2. Keep the discussion public. When dealing with customer problems on social media, a concern that many business owners have is that everyone can see the conversation. This actually can be a good thing. Keeping the discussion on social media instead of conversing offline shows that you have nothing to hide and allows everyone to see how well you respond in a negative situation. Potential customers who can see how well you handled an unhappy customer’s complaint may choose to do business with you.
3. Do not offer stock responses. Most customers can spot a generic response that has been written to cover most customer issues. Many businesses copy and paste premade responses to certain types of problems without truly reading or understanding what a particular problem is. A stock response will make a customer feel like you’re not listening to them or really caring about their problem.
4. Make the conversation informal but respectful.

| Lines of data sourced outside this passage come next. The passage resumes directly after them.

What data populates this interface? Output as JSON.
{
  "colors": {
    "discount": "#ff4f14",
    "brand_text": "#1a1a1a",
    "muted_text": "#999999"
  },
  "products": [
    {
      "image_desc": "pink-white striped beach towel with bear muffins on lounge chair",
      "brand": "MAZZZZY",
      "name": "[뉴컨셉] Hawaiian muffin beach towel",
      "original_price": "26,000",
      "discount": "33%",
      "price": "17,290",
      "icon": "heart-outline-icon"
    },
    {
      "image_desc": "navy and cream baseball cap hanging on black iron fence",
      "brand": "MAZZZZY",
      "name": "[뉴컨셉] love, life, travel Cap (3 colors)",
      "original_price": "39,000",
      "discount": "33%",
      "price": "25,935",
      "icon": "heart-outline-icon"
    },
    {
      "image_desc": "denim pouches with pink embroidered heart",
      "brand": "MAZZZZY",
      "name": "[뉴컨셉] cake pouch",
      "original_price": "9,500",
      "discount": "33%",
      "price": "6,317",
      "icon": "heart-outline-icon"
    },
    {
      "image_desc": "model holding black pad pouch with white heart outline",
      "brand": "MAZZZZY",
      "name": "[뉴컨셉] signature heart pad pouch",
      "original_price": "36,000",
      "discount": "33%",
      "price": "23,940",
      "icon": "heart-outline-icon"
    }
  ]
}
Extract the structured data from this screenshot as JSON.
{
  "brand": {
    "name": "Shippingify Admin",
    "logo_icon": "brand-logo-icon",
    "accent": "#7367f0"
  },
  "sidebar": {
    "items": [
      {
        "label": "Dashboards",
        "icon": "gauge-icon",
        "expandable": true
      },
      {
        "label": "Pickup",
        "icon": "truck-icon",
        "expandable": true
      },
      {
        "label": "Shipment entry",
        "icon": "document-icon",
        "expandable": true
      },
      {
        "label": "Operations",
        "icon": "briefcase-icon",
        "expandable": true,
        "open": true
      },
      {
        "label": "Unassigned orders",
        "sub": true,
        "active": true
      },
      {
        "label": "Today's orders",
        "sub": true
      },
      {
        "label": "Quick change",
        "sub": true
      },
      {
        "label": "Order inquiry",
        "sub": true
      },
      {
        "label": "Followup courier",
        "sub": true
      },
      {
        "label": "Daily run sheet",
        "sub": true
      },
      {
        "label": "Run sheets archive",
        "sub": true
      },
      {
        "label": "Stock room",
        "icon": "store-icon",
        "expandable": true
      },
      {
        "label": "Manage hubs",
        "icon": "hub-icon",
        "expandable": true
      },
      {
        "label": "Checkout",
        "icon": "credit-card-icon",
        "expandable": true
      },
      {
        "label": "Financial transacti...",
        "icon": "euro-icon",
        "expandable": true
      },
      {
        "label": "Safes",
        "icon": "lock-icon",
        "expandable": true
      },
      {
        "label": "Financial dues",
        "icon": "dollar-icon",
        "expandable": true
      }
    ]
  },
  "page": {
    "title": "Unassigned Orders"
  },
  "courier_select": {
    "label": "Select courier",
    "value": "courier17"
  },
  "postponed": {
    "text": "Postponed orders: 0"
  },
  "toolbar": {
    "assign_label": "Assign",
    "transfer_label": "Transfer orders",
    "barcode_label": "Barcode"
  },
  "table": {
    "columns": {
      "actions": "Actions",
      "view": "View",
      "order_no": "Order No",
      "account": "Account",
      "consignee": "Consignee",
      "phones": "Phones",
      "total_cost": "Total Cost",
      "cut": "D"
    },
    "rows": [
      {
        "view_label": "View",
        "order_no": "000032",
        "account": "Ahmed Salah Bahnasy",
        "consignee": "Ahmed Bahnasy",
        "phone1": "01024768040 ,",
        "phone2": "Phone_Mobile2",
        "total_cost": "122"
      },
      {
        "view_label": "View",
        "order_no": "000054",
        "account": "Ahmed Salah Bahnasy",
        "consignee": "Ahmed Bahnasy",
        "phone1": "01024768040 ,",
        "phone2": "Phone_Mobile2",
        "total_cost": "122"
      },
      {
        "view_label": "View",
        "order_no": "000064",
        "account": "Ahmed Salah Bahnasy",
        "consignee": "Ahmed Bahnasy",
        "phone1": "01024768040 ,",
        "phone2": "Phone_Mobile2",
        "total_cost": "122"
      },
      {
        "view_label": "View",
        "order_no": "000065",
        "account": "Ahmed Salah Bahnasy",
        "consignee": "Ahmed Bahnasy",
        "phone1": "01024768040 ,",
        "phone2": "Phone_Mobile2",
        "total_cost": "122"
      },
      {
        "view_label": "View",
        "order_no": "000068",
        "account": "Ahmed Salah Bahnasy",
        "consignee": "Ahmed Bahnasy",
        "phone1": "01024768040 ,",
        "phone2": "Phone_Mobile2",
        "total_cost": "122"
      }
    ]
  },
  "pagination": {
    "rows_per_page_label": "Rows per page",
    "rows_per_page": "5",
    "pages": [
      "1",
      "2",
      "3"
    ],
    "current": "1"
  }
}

When dealing with angry customers, it’s important to talk to them like normal people. Don’t fill the conversation with a bunch of company policy and technical speak, and avoid calling people “sir” or “ma’am.” Address customers by name, give them your name, and speak to them like you would to a friend.
For example, if a person posts a complaint on your website about a broken link, say something like: “Hello, Mike. My name is Sarah, and I’m very sorry about this problem. We’ve been having connection issues with our server lately, but we’re expecting that the situation will be fixed in a few hours. Hopefully, you’ll be able to get your order through soon!” This will make the conversation a little warmer and possibly help tone down any tension.
5. Offer sincere apologies. Just like you shouldn’t have premade responses to problems, you also shouldn’t have stock apologies. For example, some companies offer only generic apologies such as, “We’re terribly sorry for the inconvenience that this problem has caused.” Every problem should be handled personally. No matter who is at fault for the issue, a personal apology shows that you truly care about any trouble that may have been caused by your business.